EXERCISE INSTRUCTIONS » Please write out the data that follows, word for word.

Top of RECORDS SUPPLIED

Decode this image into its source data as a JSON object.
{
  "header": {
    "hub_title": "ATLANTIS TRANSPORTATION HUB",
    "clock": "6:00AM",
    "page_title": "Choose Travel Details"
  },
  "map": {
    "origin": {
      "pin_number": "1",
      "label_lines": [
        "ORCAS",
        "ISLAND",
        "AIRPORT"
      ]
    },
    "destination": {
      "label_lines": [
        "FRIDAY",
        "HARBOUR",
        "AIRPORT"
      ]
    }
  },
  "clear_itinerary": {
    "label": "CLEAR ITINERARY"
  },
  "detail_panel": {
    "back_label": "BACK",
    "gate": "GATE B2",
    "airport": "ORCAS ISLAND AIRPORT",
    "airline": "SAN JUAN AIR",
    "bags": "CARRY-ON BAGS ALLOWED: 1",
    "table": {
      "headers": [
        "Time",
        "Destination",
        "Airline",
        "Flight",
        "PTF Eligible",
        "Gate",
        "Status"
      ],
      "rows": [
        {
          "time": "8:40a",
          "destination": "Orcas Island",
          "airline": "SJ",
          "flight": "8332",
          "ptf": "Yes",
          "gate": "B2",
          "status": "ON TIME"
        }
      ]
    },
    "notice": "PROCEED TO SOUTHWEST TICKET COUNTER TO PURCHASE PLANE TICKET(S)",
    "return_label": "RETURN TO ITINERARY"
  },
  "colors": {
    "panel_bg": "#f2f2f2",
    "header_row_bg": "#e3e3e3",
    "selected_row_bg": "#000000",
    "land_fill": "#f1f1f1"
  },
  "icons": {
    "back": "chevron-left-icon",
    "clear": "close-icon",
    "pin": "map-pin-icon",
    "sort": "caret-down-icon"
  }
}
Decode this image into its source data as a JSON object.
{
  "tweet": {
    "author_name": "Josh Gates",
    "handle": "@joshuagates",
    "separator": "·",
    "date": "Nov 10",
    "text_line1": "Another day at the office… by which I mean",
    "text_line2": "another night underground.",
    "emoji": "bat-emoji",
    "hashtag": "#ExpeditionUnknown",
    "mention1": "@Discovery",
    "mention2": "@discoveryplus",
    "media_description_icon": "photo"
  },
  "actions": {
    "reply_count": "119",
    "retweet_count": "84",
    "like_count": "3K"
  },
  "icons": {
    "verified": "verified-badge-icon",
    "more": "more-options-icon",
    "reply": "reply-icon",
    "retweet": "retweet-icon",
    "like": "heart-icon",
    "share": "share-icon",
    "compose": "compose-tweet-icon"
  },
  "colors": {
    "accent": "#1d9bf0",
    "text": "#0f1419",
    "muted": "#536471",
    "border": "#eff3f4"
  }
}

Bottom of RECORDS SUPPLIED

PROBLEM SOLUTION »
Decode this image into its source data as a JSON object.
{
  "header": {
    "hub_title": "ATLANTIS TRANSPORTATION HUB",
    "clock": "6:00AM",
    "page_title": "Choose Travel Details"
  },
  "map": {
    "origin": {
      "pin_number": "1",
      "label_lines": [
        "ORCAS",
        "ISLAND",
        "AIRPORT"
      ]
    },
    "destination": {
      "label_lines": [
        "FRIDAY",
        "HARBOUR",
        "AIRPORT"
      ]
    }
  },
  "clear_itinerary": {
    "label": "CLEAR ITINERARY"
  },
  "detail_panel": {
    "back_label": "BACK",
    "gate": "GATE B2",
    "airport": "ORCAS ISLAND AIRPORT",
    "airline": "SAN JUAN AIR",
    "bags": "CARRY-ON BAGS ALLOWED: 1",
    "table": {
      "headers": [
        "Time",
        "Destination",
        "Airline",
        "Flight",
        "PTF Eligible",
        "Gate",
        "Status"
      ],
      "rows": [
        {
          "time": "8:40a",
          "destination": "Orcas Island",
          "airline": "SJ",
          "flight": "8332",
          "ptf": "Yes",
          "gate": "B2",
          "status": "ON TIME"
        }
      ]
    },
    "notice": "PROCEED TO SOUTHWEST TICKET COUNTER TO PURCHASE PLANE TICKET(S)",
    "return_label": "RETURN TO ITINERARY"
  },
  "colors": {
    "panel_bg": "#f2f2f2",
    "header_row_bg": "#e3e3e3",
    "selected_row_bg": "#000000",
    "land_fill": "#f1f1f1"
  },
  "icons": {
    "back": "chevron-left-icon",
    "clear": "close-icon",
    "pin": "map-pin-icon",
    "sort": "caret-down-icon"
  }
}
Decode this image into its source data as a JSON object.
{
  "tweet": {
    "author_name": "Josh Gates",
    "handle": "@joshuagates",
    "separator": "·",
    "date": "Nov 10",
    "text_line1": "Another day at the office… by which I mean",
    "text_line2": "another night underground.",
    "emoji": "bat-emoji",
    "hashtag": "#ExpeditionUnknown",
    "mention1": "@Discovery",
    "mention2": "@discoveryplus",
    "media_description_icon": "photo"
  },
  "actions": {
    "reply_count": "119",
    "retweet_count": "84",
    "like_count": "3K"
  },
  "icons": {
    "verified": "verified-badge-icon",
    "more": "more-options-icon",
    "reply": "reply-icon",
    "retweet": "retweet-icon",
    "like": "heart-icon",
    "share": "share-icon",
    "compose": "compose-tweet-icon"
  },
  "colors": {
    "accent": "#1d9bf0",
    "text": "#0f1419",
    "muted": "#536471",
    "border": "#eff3f4"
  }
}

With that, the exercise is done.